[Data for processing]

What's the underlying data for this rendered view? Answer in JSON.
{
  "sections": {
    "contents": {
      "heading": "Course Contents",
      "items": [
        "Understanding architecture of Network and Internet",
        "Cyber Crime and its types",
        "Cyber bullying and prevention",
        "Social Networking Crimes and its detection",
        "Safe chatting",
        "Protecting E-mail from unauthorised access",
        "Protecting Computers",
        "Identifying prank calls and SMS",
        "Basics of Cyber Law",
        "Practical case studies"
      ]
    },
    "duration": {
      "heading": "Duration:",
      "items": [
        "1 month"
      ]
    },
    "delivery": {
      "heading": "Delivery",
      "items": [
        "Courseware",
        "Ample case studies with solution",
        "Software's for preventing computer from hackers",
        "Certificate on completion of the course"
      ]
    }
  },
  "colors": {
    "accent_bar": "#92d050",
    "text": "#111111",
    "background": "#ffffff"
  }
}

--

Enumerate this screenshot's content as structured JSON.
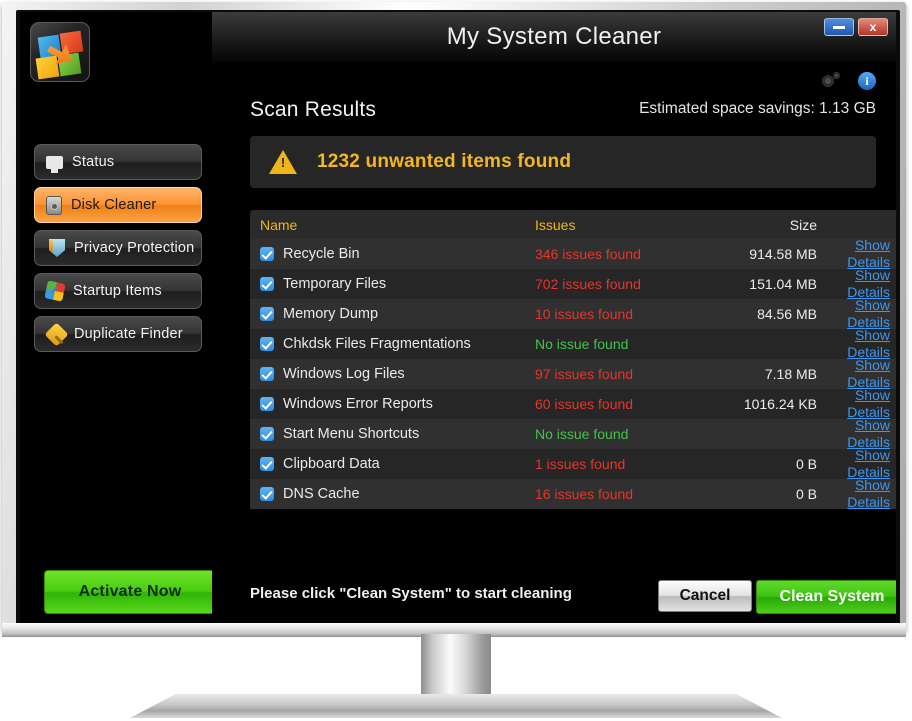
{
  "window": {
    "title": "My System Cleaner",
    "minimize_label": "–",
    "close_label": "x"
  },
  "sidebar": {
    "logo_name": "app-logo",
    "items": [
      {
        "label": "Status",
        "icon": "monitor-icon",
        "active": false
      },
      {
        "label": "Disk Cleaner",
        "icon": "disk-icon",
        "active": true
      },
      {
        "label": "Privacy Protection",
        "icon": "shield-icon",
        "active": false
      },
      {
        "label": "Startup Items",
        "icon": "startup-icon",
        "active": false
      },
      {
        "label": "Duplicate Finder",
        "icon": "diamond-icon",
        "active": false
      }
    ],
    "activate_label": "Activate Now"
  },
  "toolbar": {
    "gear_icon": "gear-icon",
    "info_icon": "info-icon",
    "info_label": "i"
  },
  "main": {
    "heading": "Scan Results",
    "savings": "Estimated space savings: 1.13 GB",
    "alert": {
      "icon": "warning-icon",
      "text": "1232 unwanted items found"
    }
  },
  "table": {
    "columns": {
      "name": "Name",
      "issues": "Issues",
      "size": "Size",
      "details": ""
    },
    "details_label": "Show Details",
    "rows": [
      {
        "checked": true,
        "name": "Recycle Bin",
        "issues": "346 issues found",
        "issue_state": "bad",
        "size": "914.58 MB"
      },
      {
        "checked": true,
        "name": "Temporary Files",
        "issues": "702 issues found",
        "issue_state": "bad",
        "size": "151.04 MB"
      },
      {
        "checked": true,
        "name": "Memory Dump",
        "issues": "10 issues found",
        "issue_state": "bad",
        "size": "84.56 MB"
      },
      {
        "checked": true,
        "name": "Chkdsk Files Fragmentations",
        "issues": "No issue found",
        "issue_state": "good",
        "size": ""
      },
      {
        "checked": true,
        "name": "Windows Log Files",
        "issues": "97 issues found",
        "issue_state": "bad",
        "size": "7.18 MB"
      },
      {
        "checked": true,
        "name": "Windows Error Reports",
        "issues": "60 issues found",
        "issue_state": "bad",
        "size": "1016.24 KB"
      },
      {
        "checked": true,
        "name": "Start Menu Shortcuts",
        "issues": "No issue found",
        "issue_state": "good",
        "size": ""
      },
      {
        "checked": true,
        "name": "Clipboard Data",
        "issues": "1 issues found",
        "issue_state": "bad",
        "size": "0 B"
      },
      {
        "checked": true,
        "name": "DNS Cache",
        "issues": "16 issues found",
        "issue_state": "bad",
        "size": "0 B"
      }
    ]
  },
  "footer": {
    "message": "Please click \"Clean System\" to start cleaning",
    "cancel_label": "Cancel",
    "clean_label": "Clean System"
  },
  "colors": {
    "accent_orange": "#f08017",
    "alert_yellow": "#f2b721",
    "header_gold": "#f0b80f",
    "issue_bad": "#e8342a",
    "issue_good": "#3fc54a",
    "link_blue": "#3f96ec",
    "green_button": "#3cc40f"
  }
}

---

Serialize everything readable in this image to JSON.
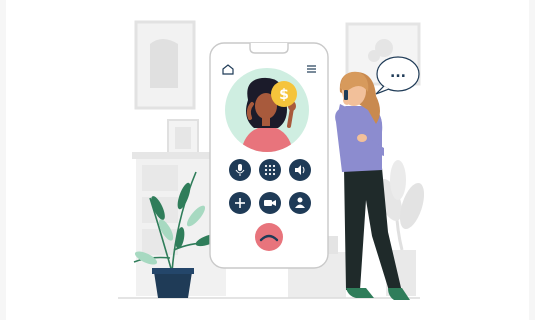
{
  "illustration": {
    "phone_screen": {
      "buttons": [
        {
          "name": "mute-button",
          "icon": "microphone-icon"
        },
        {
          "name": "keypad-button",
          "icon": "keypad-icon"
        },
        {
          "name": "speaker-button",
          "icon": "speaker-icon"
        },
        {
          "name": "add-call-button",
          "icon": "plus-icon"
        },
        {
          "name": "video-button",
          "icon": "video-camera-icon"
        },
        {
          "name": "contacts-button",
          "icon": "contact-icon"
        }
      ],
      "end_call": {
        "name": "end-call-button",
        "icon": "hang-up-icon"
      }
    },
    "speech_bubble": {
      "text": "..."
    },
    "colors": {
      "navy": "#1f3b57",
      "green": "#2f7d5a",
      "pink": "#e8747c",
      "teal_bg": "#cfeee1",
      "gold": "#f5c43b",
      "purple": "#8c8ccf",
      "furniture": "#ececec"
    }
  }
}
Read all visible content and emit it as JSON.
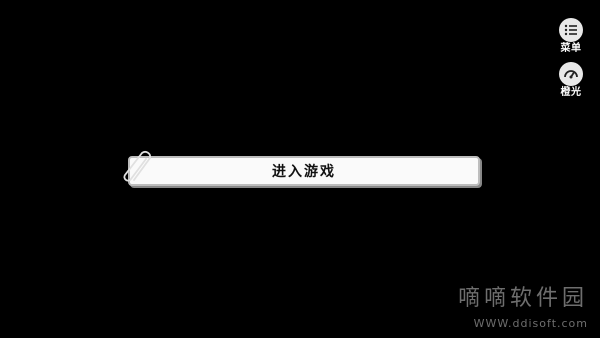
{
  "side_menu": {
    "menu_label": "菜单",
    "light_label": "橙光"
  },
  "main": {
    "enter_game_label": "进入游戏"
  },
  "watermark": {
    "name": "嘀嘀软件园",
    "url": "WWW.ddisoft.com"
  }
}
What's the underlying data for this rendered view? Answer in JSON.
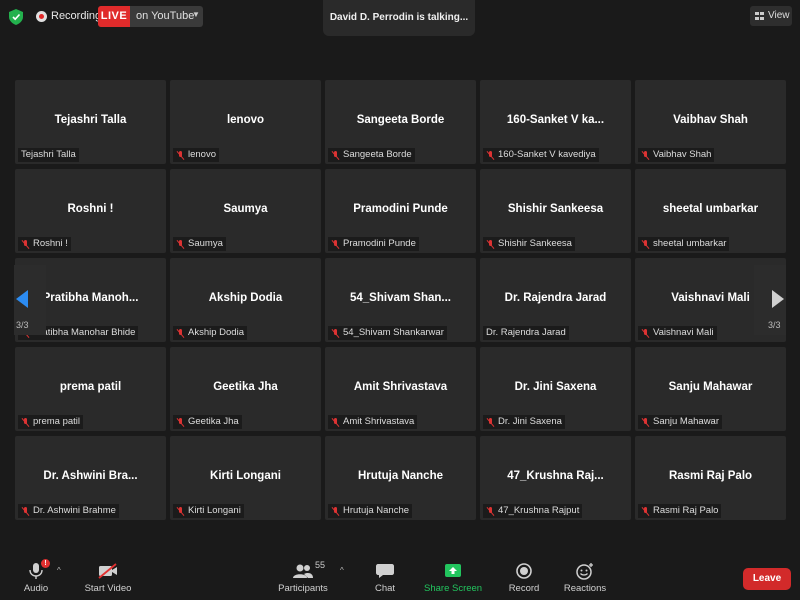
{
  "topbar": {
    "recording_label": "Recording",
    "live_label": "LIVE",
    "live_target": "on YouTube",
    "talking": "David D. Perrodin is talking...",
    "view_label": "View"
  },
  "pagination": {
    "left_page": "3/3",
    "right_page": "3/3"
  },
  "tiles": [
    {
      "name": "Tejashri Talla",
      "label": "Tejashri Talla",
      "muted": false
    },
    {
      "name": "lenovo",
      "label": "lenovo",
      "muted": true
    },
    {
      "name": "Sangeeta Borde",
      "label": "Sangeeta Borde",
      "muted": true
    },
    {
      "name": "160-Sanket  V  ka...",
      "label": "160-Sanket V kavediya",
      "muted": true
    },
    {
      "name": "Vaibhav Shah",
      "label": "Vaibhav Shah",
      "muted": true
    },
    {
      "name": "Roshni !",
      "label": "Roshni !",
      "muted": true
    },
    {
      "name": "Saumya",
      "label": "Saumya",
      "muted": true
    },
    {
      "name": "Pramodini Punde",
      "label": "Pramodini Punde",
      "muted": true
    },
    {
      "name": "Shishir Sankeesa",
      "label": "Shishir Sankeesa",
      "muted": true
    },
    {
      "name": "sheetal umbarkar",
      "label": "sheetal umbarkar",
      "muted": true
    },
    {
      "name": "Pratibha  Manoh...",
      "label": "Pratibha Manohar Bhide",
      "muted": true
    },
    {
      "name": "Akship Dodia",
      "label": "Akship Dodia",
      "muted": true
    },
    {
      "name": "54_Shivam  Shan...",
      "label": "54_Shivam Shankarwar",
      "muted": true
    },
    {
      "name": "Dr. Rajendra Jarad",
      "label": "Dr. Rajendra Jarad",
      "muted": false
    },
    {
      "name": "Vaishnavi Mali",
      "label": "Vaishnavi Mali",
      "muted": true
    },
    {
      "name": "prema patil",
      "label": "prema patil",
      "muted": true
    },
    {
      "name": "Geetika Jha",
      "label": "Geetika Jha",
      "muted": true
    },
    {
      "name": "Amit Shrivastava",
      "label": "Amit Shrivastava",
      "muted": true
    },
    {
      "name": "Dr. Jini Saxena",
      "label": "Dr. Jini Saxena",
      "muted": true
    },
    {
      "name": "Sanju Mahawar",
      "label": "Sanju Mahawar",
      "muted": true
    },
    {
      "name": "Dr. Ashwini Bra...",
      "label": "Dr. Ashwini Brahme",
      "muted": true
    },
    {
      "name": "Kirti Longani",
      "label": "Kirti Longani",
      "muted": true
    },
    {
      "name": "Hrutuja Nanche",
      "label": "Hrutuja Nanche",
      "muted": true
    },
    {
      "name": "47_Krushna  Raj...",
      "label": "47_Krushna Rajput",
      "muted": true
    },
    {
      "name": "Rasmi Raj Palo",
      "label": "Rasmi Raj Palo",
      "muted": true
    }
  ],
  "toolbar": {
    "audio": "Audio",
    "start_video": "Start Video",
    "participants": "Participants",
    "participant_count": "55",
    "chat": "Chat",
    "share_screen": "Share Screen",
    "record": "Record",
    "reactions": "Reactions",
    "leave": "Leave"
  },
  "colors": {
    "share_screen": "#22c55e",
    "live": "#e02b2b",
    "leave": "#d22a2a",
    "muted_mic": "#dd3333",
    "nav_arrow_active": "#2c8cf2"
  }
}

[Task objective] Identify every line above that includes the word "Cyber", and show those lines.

[Expected output]
        "Cyber Crime and its types",
        "Cyber bullying and prevention",
        "Basics of Cyber Law",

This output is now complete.